What lines of the data hold the string "reference"? Copy them all.

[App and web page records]
○ ○ ○ ○
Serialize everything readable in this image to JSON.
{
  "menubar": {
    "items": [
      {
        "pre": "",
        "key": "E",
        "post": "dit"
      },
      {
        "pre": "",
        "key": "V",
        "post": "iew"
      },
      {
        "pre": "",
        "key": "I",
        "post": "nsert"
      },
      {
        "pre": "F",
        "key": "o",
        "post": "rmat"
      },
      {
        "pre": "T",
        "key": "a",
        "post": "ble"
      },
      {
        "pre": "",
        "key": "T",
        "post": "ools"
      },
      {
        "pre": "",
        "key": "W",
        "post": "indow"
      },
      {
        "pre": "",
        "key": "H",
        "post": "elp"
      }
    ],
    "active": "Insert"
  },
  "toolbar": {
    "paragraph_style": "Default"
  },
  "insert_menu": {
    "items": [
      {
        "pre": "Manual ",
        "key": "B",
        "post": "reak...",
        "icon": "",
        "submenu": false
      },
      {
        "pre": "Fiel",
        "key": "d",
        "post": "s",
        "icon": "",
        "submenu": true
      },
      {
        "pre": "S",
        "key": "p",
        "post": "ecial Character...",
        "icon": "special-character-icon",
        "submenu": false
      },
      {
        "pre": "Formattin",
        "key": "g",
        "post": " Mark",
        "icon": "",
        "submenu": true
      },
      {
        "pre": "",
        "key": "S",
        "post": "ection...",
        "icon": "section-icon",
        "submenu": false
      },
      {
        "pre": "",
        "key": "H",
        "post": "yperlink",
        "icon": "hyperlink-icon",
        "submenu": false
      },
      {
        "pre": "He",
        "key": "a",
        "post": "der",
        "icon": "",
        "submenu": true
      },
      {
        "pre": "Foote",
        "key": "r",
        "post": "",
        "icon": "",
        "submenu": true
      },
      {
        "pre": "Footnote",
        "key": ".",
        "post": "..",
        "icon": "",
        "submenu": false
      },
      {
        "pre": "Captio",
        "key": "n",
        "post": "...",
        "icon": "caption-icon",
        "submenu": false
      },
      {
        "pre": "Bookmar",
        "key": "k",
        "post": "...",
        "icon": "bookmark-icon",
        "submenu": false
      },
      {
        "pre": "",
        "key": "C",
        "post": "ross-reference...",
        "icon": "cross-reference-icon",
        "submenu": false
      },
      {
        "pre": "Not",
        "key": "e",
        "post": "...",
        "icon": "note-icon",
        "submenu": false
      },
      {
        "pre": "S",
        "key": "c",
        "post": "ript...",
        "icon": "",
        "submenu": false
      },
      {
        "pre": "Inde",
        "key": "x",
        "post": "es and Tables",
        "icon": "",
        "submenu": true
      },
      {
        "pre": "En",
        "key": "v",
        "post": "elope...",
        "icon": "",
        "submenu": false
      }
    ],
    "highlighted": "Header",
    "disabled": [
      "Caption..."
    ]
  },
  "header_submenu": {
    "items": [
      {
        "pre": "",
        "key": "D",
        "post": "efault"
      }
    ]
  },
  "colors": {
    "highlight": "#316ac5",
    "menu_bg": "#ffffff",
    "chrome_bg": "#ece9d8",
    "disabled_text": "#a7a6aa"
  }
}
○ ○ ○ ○
### Task solution
        "post": "ross-reference...",
        "icon": "cross-reference-icon",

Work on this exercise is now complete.